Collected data
--*--
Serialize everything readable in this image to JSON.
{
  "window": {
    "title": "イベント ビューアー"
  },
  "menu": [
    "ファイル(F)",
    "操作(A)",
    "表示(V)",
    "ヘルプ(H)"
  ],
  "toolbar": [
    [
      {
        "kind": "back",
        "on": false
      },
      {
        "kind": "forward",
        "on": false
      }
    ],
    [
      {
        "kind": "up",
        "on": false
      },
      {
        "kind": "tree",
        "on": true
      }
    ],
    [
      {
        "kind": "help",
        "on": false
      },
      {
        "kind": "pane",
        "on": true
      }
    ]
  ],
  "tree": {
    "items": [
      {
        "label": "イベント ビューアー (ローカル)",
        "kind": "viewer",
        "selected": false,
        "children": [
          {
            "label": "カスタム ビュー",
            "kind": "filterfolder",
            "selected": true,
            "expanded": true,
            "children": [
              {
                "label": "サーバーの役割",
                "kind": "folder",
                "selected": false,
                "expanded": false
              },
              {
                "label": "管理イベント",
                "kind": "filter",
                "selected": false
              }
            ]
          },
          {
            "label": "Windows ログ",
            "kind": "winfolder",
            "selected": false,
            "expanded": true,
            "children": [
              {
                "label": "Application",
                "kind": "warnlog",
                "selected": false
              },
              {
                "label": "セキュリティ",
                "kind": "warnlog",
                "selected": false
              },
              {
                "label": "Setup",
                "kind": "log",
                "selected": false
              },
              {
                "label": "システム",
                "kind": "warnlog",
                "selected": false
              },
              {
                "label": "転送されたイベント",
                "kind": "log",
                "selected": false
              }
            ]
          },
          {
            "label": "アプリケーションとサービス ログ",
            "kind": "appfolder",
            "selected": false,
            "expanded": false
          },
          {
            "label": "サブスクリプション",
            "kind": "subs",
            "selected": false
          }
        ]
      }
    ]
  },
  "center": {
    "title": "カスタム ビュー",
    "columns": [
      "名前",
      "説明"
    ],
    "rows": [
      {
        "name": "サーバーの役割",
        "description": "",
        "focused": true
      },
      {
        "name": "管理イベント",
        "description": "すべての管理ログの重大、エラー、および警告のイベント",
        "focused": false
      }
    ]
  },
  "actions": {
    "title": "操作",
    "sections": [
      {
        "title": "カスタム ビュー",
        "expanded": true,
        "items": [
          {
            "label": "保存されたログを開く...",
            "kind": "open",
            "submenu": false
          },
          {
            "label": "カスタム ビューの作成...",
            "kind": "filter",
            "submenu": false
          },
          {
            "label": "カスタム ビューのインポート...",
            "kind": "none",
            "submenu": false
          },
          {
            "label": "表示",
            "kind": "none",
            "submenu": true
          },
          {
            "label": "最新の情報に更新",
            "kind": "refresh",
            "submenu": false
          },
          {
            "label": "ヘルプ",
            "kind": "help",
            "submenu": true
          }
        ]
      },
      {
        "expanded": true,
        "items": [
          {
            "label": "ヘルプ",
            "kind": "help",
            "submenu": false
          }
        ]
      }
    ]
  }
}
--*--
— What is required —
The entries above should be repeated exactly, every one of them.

— Task solution —
Serialize everything readable in this image to JSON.
{
  "window": {
    "title": "イベント ビューアー"
  },
  "menu": [
    "ファイル(F)",
    "操作(A)",
    "表示(V)",
    "ヘルプ(H)"
  ],
  "toolbar": [
    [
      {
        "kind": "back",
        "on": false
      },
      {
        "kind": "forward",
        "on": false
      }
    ],
    [
      {
        "kind": "up",
        "on": false
      },
      {
        "kind": "tree",
        "on": true
      }
    ],
    [
      {
        "kind": "help",
        "on": false
      },
      {
        "kind": "pane",
        "on": true
      }
    ]
  ],
  "tree": {
    "items": [
      {
        "label": "イベント ビューアー (ローカル)",
        "kind": "viewer",
        "selected": false,
        "children": [
          {
            "label": "カスタム ビュー",
            "kind": "filterfolder",
            "selected": true,
            "expanded": true,
            "children": [
              {
                "label": "サーバーの役割",
                "kind": "folder",
                "selected": false,
                "expanded": false
              },
              {
                "label": "管理イベント",
                "kind": "filter",
                "selected": false
              }
            ]
          },
          {
            "label": "Windows ログ",
            "kind": "winfolder",
            "selected": false,
            "expanded": true,
            "children": [
              {
                "label": "Application",
                "kind": "warnlog",
                "selected": false
              },
              {
                "label": "セキュリティ",
                "kind": "warnlog",
                "selected": false
              },
              {
                "label": "Setup",
                "kind": "log",
                "selected": false
              },
              {
                "label": "システム",
                "kind": "warnlog",
                "selected": false
              },
              {
                "label": "転送されたイベント",
                "kind": "log",
                "selected": false
              }
            ]
          },
          {
            "label": "アプリケーションとサービス ログ",
            "kind": "appfolder",
            "selected": false,
            "expanded": false
          },
          {
            "label": "サブスクリプション",
            "kind": "subs",
            "selected": false
          }
        ]
      }
    ]
  },
  "center": {
    "title": "カスタム ビュー",
    "columns": [
      "名前",
      "説明"
    ],
    "rows": [
      {
        "name": "サーバーの役割",
        "description": "",
        "focused": true
      },
      {
        "name": "管理イベント",
        "description": "すべての管理ログの重大、エラー、および警告のイベント",
        "focused": false
      }
    ]
  },
  "actions": {
    "title": "操作",
    "sections": [
      {
        "title": "カスタム ビュー",
        "expanded": true,
        "items": [
          {
            "label": "保存されたログを開く...",
            "kind": "open",
            "submenu": false
          },
          {
            "label": "カスタム ビューの作成...",
            "kind": "filter",
            "submenu": false
          },
          {
            "label": "カスタム ビューのインポート...",
            "kind": "none",
            "submenu": false
          },
          {
            "label": "表示",
            "kind": "none",
            "submenu": true
          },
          {
            "label": "最新の情報に更新",
            "kind": "refresh",
            "submenu": false
          },
          {
            "label": "ヘルプ",
            "kind": "help",
            "submenu": true
          }
        ]
      },
      {
        "expanded": true,
        "items": [
          {
            "label": "ヘルプ",
            "kind": "help",
            "submenu": false
          }
        ]
      }
    ]
  }
}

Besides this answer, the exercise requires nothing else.